▸ ASSIGNMENT
Before printing the listing, strip out its pictures and keep everything else exact.

%%

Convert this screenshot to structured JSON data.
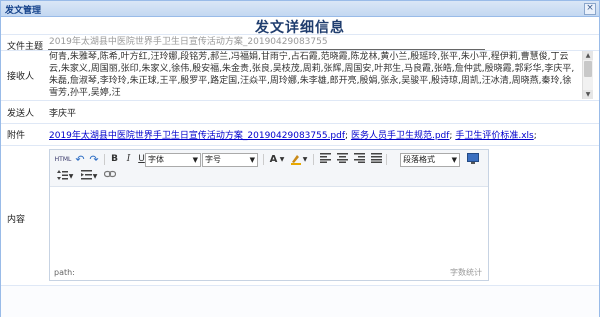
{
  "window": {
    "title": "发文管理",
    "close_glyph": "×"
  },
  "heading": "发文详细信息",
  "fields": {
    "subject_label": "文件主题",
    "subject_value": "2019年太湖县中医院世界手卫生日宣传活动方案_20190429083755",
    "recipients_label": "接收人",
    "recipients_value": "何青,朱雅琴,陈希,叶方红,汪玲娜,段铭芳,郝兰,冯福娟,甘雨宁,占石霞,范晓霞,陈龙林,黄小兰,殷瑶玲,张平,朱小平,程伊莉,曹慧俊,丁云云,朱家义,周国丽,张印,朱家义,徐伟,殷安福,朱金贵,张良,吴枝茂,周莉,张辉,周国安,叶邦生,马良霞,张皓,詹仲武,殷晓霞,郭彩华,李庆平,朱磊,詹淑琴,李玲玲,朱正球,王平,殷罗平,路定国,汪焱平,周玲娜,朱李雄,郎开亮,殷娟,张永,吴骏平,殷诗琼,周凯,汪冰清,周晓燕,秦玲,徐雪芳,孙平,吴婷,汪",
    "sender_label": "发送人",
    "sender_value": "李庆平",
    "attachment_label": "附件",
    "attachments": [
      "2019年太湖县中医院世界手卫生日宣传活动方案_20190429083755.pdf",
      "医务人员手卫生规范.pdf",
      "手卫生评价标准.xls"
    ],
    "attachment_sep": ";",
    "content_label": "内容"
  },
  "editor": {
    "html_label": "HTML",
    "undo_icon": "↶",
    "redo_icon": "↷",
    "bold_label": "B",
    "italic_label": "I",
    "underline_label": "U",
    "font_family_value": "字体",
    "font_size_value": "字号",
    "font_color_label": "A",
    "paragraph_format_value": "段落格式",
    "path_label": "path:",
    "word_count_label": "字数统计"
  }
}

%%

▸ THE COMPLETED TASK
Convert this screenshot to structured JSON data.
{
  "window": {
    "title": "发文管理",
    "close_glyph": "×"
  },
  "heading": "发文详细信息",
  "fields": {
    "subject_label": "文件主题",
    "subject_value": "2019年太湖县中医院世界手卫生日宣传活动方案_20190429083755",
    "recipients_label": "接收人",
    "recipients_value": "何青,朱雅琴,陈希,叶方红,汪玲娜,段铭芳,郝兰,冯福娟,甘雨宁,占石霞,范晓霞,陈龙林,黄小兰,殷瑶玲,张平,朱小平,程伊莉,曹慧俊,丁云云,朱家义,周国丽,张印,朱家义,徐伟,殷安福,朱金贵,张良,吴枝茂,周莉,张辉,周国安,叶邦生,马良霞,张皓,詹仲武,殷晓霞,郭彩华,李庆平,朱磊,詹淑琴,李玲玲,朱正球,王平,殷罗平,路定国,汪焱平,周玲娜,朱李雄,郎开亮,殷娟,张永,吴骏平,殷诗琼,周凯,汪冰清,周晓燕,秦玲,徐雪芳,孙平,吴婷,汪",
    "sender_label": "发送人",
    "sender_value": "李庆平",
    "attachment_label": "附件",
    "attachments": [
      "2019年太湖县中医院世界手卫生日宣传活动方案_20190429083755.pdf",
      "医务人员手卫生规范.pdf",
      "手卫生评价标准.xls"
    ],
    "attachment_sep": ";",
    "content_label": "内容"
  },
  "editor": {
    "html_label": "HTML",
    "undo_icon": "↶",
    "redo_icon": "↷",
    "bold_label": "B",
    "italic_label": "I",
    "underline_label": "U",
    "font_family_value": "字体",
    "font_size_value": "字号",
    "font_color_label": "A",
    "paragraph_format_value": "段落格式",
    "path_label": "path:",
    "word_count_label": "字数统计"
  }
}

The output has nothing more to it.